“This has been frustrating, because we think we ought to be able to rely upon the medical determination of our own doctors,” Diaz said.
The settlement amount was largely based on wages and benefits Staiger would have accrued over the duration of the court battle, which started in Dec. 2009.
The city’s insurance carrier has agreed to pay about $200,000 of the settlement amount.
Contractual Risk Transfer Manual Now Available
by Bob May, Risk Management Program Manager
The fifth edition of the California Joint Powers Insurance Authority’s Contractual Risk Transfer Manual is now available to members. The manual was last revised in 2005.
In response to member feedback, the California JPIA has made the manual much more user friendly by streamlining the basic content for easy reference and adding more templates and resource information for those who need a more in-depth understanding. This was accomplished by removing detailed discussion about the risk transfer process in the manual and by adding resource hyperlinks and including more reference materials in appendices.
New are chapters addressing several common contracts used by members including: leases, agreements between public agencies, waivers, and environmental issues.
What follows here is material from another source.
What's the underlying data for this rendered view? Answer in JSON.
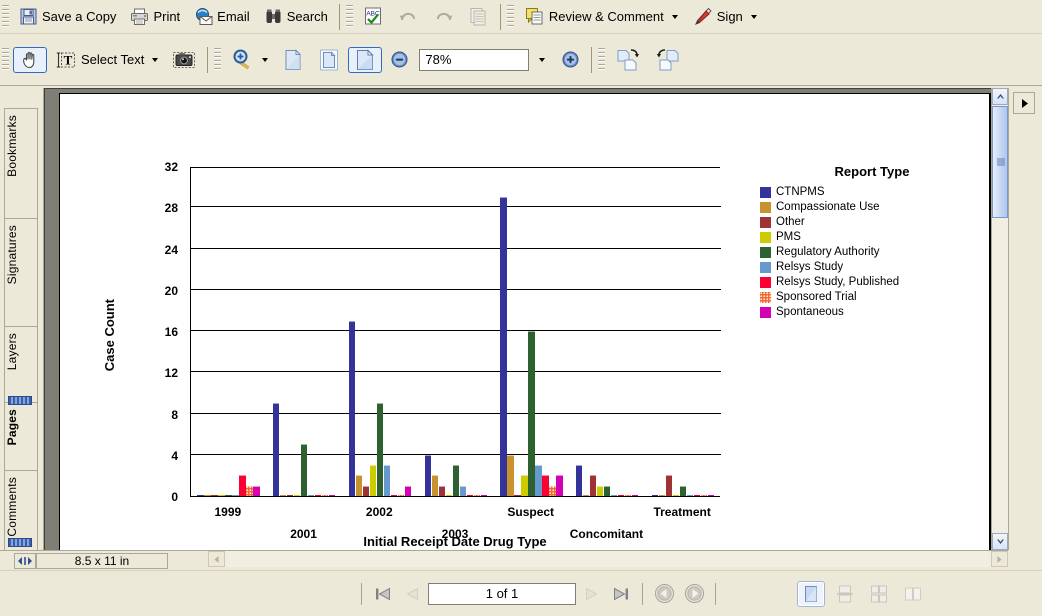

Also new are the Frequently Asked Questions and A.M. Best Rating System appendices, and Contractual Risk Transfer Quick Reference Guide and Interactive Decision Tree to help users draft proper specifications for a particular contract.
For the first time, the manual is also distributed in electronic form. This means the manual provides hyperlinks to additional information located online including websites and file download locations. In addition, updates can be distributed instantaneously via email or downloads from the California JPIA website. It will also be easier to get news of the update to members, as the California JPIA will maintain a distribution list for notification.
For additional information about this manual and its various forms visit the California JPIA Resource Center. You will need to log in with your username and password.
If you have questions about the manual, please contact your assigned Risk Manager.